English Professor Ellie Ragland (left) of the University of Missouri-Columbia will deliver the keynote presentation, “The Masquerade, the Veil and the Phallic Mask”. Ragland, who teaches critical and psychoanalytic theory, as well as comparative and world literature, says, “I shall argue that, not only is the veil a semblant of the phallus, but the veil is also a symptom of the question: What is Woman?” She has authored over 100 articles, lectured internationally and received the Gold Chalk Award from the University of Missouri for teaching excellence.
There will also be two plenary speakers. Cultural studies Professor Reina Lewis of the University of East London will present “Between Conscience and Commodity: Young Women, Hijab and the Fashion Industry” and Jennifer Heath, an independent scholar, curator, activist and award-winning cultural journalist, will discuss “Visible and Invisible Spaces: History, Lore and Politics of the Veil”. Lewis’s paper will analyze the relationship between modest dress and the fashion industry, using interviews with veiled United Kingdom shop workers to evaluate how young women combine conscience and commodity. She will also examine the potential challenges this poses for company merchandising and human resource strategies. Lewis is co-editor of Feminist Postcolonial Theory: A Reader (Edinburgh University Press, Routledge, 2003).

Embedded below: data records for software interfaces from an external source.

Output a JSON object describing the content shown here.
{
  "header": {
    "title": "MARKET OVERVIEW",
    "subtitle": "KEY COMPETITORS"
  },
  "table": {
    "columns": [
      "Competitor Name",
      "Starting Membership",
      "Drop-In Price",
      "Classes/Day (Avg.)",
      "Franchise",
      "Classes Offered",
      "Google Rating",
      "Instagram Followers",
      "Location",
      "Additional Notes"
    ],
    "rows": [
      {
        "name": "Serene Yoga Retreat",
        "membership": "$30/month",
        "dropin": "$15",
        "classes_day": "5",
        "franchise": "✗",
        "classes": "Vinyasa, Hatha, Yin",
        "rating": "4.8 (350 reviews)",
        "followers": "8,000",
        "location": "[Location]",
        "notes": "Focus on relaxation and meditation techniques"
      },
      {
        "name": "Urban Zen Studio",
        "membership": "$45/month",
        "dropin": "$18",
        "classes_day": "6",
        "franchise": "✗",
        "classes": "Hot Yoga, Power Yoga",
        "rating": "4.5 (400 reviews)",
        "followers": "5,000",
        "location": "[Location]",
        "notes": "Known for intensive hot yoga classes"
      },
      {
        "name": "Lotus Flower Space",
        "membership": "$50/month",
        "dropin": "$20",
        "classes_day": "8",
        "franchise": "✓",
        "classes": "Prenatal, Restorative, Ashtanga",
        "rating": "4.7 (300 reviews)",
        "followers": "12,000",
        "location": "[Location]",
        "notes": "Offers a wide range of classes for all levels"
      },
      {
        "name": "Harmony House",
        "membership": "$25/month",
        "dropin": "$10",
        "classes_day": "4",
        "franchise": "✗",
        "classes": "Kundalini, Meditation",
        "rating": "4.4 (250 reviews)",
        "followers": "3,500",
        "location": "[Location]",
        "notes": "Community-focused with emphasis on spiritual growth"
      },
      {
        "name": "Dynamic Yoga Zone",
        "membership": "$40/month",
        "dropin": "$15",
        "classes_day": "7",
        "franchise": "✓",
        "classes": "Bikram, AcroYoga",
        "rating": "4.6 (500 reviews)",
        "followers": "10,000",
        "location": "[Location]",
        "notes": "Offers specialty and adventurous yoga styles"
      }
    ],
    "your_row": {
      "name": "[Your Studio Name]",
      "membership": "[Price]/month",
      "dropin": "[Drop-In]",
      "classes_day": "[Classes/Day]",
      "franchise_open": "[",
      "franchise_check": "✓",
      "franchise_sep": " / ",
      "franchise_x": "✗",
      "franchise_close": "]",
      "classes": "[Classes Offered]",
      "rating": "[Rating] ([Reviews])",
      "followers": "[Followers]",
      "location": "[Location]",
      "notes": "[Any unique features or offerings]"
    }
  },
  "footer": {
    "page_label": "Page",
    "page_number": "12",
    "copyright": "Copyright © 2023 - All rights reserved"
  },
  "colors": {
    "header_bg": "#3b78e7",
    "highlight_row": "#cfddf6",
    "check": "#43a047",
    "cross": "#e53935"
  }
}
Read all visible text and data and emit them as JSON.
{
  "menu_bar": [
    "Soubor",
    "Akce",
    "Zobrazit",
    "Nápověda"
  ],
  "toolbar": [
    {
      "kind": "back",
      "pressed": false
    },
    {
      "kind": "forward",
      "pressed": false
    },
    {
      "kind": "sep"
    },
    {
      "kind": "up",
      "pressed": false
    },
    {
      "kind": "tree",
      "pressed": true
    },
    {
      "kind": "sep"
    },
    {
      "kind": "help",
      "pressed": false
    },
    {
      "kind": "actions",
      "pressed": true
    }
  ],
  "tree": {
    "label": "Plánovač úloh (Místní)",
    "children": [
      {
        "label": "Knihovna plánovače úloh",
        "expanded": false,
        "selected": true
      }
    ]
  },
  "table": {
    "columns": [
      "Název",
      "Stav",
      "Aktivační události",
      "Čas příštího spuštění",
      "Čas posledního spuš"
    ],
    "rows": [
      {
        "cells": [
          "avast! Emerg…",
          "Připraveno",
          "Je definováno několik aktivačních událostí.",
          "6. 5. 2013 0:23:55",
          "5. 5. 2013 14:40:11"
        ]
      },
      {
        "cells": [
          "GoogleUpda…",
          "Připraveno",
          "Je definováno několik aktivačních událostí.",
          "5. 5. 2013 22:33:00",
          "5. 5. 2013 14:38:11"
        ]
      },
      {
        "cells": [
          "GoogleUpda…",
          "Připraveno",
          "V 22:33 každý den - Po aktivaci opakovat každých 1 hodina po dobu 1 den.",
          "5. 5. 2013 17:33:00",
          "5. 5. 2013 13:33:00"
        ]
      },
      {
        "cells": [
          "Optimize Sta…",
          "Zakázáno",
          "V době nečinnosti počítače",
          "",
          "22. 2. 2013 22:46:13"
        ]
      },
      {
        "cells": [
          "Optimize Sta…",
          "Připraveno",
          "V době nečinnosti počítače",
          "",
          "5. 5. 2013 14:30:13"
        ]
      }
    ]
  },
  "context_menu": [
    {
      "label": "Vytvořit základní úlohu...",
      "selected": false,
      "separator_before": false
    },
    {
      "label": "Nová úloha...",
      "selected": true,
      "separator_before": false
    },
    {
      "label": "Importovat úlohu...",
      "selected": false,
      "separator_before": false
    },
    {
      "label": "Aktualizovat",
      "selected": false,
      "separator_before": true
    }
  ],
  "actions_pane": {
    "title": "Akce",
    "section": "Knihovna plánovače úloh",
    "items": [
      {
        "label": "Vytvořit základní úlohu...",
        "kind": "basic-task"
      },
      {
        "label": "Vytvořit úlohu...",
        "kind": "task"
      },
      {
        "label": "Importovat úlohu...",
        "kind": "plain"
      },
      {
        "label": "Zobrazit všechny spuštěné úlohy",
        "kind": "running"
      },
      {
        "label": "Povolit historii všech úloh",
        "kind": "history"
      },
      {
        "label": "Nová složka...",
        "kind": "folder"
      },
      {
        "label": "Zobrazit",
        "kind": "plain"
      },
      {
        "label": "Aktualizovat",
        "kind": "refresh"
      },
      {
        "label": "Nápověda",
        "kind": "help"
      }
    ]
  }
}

Health says her talk “will put veiling into universal context by reviewing various practices – among them male veiling, veiling in pre-Abrahamic periods, in Judaism and Christianity, purdah in India, the politics of hair and the veil in popular culture – and reflecting on the great ubiquity, importance and profundity of the veil throughout human history and imagination.” She will also discuss how “current issues of the veil are related to and also distract from deeply urgent feminist concerns of poverty, disease, hunger, maternal and infant death rates, environmental degradation and war.” Heath is the author and editor of eight books of fiction and non-fiction, including The Veil: Women Writers on Its History, Lore and Politics and The Scimitar and the Veil: Extraordinary Women of Islam. Her edited Land of the Unconquerable: Women of Afghanistan in the Post-9/11 Era is forthcoming later this year.

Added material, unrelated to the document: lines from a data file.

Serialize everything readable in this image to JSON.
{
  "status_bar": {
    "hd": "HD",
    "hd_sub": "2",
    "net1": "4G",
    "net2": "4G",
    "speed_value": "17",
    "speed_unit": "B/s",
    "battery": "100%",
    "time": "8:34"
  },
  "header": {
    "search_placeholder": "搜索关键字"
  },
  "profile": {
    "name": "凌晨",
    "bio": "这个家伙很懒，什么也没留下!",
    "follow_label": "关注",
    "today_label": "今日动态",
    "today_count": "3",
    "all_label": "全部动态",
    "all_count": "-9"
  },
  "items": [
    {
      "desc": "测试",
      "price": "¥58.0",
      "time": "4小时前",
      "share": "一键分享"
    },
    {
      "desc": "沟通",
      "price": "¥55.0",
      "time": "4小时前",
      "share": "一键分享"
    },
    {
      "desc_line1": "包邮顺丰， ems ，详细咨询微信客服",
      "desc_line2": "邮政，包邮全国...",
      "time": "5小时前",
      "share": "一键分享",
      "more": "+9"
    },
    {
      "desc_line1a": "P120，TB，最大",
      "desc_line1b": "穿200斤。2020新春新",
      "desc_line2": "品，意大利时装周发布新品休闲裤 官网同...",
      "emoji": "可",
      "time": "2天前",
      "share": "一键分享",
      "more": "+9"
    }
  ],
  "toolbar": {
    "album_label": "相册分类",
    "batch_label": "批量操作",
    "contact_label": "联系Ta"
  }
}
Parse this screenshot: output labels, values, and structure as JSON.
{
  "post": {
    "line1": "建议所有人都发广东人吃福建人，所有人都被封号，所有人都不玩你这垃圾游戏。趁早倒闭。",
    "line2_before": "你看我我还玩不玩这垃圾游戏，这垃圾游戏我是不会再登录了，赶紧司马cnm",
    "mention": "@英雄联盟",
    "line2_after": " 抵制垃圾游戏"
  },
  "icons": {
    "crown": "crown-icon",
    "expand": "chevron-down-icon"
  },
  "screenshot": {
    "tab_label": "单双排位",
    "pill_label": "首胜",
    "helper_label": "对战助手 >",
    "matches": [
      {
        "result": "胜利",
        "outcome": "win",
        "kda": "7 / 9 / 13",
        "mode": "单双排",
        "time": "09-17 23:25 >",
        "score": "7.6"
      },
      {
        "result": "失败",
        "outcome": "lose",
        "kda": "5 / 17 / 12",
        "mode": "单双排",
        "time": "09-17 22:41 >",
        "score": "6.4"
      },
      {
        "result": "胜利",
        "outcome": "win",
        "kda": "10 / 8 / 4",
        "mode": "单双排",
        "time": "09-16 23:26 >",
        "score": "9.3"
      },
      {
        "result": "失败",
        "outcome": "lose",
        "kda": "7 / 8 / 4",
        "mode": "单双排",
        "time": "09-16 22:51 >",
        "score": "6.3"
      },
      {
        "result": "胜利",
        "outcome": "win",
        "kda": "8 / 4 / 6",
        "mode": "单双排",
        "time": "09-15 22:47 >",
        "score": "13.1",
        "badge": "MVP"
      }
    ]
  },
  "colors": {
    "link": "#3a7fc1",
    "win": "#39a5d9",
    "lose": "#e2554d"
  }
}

Panels over the three-day conference will look at topics including post-colonial interventions, the study of Muslim female artists, philosophical interventions and the paradox that is liberalism.
In addition to presenting current academic research, a theatre performance by a local Kitchener theatrical company, MT Space, called Across the Veil will take place June 5 at 6pm. Across the Veil was commissioned by the Centre for Community Based Research (CCBR) in partnership with MT Space and the Somali-Muslim Canadian Association of Etobicoke in response to hate crimes and social injustices in Canada, and deals sensitively with social intolerance in a non-intimidating and humorous fashion.
The conference is organized primarily by graduate and undergraduate students from the University of Toronto, York University, Ryerson University, McMaster University and the University of Western Ontario. It is funded through the Social Sciences & Humanities Research Council of Canada, along with 18 Toronto-based sponsors.
For more information and ticket prices, visit the Veiled Constellations Web site, or e-mail Arshavez Mozafari, a PhD candidate in the Department of Near & Middle Eastern Civilizations at the University of Toronto, at firstname.lastname@example.org.